**TASK STATEMENT:**
Determine how many lines in the entries below include the word "icon", and reply with that number alone.

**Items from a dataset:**
# # # # # # #

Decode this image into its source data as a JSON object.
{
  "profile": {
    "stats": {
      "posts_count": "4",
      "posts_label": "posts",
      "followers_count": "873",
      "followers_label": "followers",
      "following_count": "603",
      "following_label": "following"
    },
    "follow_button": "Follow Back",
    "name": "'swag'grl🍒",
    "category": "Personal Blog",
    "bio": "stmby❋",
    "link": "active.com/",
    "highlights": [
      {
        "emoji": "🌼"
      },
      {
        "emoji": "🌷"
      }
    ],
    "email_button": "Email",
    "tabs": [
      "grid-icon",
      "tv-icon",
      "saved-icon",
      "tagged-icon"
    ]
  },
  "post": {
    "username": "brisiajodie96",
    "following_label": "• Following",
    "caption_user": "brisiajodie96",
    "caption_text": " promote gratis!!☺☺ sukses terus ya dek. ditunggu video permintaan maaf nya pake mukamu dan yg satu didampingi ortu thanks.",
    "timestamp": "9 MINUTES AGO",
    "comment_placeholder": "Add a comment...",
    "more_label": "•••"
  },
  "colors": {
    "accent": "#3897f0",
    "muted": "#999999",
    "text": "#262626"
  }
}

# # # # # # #

**FINAL ANSWER:**
4